▸ Work to be completed: Go through the entries and write each one out again unchanged.

Entries from a dataset of interfaces:

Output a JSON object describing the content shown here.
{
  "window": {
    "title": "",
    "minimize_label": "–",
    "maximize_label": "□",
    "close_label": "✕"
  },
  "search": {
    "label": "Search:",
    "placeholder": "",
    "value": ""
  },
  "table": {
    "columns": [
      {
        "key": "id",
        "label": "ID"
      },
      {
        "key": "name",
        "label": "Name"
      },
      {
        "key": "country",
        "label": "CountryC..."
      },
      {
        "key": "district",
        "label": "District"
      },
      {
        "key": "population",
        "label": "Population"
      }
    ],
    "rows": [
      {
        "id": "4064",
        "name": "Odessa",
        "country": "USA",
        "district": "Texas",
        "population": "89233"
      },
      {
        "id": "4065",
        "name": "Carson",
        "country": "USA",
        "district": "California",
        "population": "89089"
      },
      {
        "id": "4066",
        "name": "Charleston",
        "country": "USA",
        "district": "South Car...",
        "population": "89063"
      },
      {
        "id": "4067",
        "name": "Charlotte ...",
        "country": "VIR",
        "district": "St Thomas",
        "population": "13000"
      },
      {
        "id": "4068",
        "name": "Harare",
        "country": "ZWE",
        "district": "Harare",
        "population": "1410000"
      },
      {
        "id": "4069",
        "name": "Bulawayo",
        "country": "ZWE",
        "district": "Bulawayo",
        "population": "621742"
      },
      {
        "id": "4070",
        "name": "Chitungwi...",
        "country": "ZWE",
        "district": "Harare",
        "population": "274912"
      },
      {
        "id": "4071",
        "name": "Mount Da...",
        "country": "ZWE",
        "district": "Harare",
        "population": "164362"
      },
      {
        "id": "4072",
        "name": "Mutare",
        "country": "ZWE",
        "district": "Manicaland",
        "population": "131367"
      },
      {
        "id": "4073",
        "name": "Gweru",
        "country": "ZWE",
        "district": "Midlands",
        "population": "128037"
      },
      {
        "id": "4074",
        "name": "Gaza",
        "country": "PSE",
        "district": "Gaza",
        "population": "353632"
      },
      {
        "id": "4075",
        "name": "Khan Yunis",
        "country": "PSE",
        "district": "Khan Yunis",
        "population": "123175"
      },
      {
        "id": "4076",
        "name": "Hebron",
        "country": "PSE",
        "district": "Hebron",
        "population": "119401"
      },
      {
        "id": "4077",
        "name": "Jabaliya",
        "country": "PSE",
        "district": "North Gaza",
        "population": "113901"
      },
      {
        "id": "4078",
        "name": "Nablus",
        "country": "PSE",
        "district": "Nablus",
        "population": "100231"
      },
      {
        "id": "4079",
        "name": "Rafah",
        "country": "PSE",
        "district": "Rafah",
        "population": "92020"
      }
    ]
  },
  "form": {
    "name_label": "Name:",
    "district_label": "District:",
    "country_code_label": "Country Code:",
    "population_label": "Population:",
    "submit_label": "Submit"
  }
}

▸ Answer section:
Output a JSON object describing the content shown here.
{
  "window": {
    "title": "",
    "minimize_label": "–",
    "maximize_label": "□",
    "close_label": "✕"
  },
  "search": {
    "label": "Search:",
    "placeholder": "",
    "value": ""
  },
  "table": {
    "columns": [
      {
        "key": "id",
        "label": "ID"
      },
      {
        "key": "name",
        "label": "Name"
      },
      {
        "key": "country",
        "label": "CountryC..."
      },
      {
        "key": "district",
        "label": "District"
      },
      {
        "key": "population",
        "label": "Population"
      }
    ],
    "rows": [
      {
        "id": "4064",
        "name": "Odessa",
        "country": "USA",
        "district": "Texas",
        "population": "89233"
      },
      {
        "id": "4065",
        "name": "Carson",
        "country": "USA",
        "district": "California",
        "population": "89089"
      },
      {
        "id": "4066",
        "name": "Charleston",
        "country": "USA",
        "district": "South Car...",
        "population": "89063"
      },
      {
        "id": "4067",
        "name": "Charlotte ...",
        "country": "VIR",
        "district": "St Thomas",
        "population": "13000"
      },
      {
        "id": "4068",
        "name": "Harare",
        "country": "ZWE",
        "district": "Harare",
        "population": "1410000"
      },
      {
        "id": "4069",
        "name": "Bulawayo",
        "country": "ZWE",
        "district": "Bulawayo",
        "population": "621742"
      },
      {
        "id": "4070",
        "name": "Chitungwi...",
        "country": "ZWE",
        "district": "Harare",
        "population": "274912"
      },
      {
        "id": "4071",
        "name": "Mount Da...",
        "country": "ZWE",
        "district": "Harare",
        "population": "164362"
      },
      {
        "id": "4072",
        "name": "Mutare",
        "country": "ZWE",
        "district": "Manicaland",
        "population": "131367"
      },
      {
        "id": "4073",
        "name": "Gweru",
        "country": "ZWE",
        "district": "Midlands",
        "population": "128037"
      },
      {
        "id": "4074",
        "name": "Gaza",
        "country": "PSE",
        "district": "Gaza",
        "population": "353632"
      },
      {
        "id": "4075",
        "name": "Khan Yunis",
        "country": "PSE",
        "district": "Khan Yunis",
        "population": "123175"
      },
      {
        "id": "4076",
        "name": "Hebron",
        "country": "PSE",
        "district": "Hebron",
        "population": "119401"
      },
      {
        "id": "4077",
        "name": "Jabaliya",
        "country": "PSE",
        "district": "North Gaza",
        "population": "113901"
      },
      {
        "id": "4078",
        "name": "Nablus",
        "country": "PSE",
        "district": "Nablus",
        "population": "100231"
      },
      {
        "id": "4079",
        "name": "Rafah",
        "country": "PSE",
        "district": "Rafah",
        "population": "92020"
      }
    ]
  },
  "form": {
    "name_label": "Name:",
    "district_label": "District:",
    "country_code_label": "Country Code:",
    "population_label": "Population:",
    "submit_label": "Submit"
  }
}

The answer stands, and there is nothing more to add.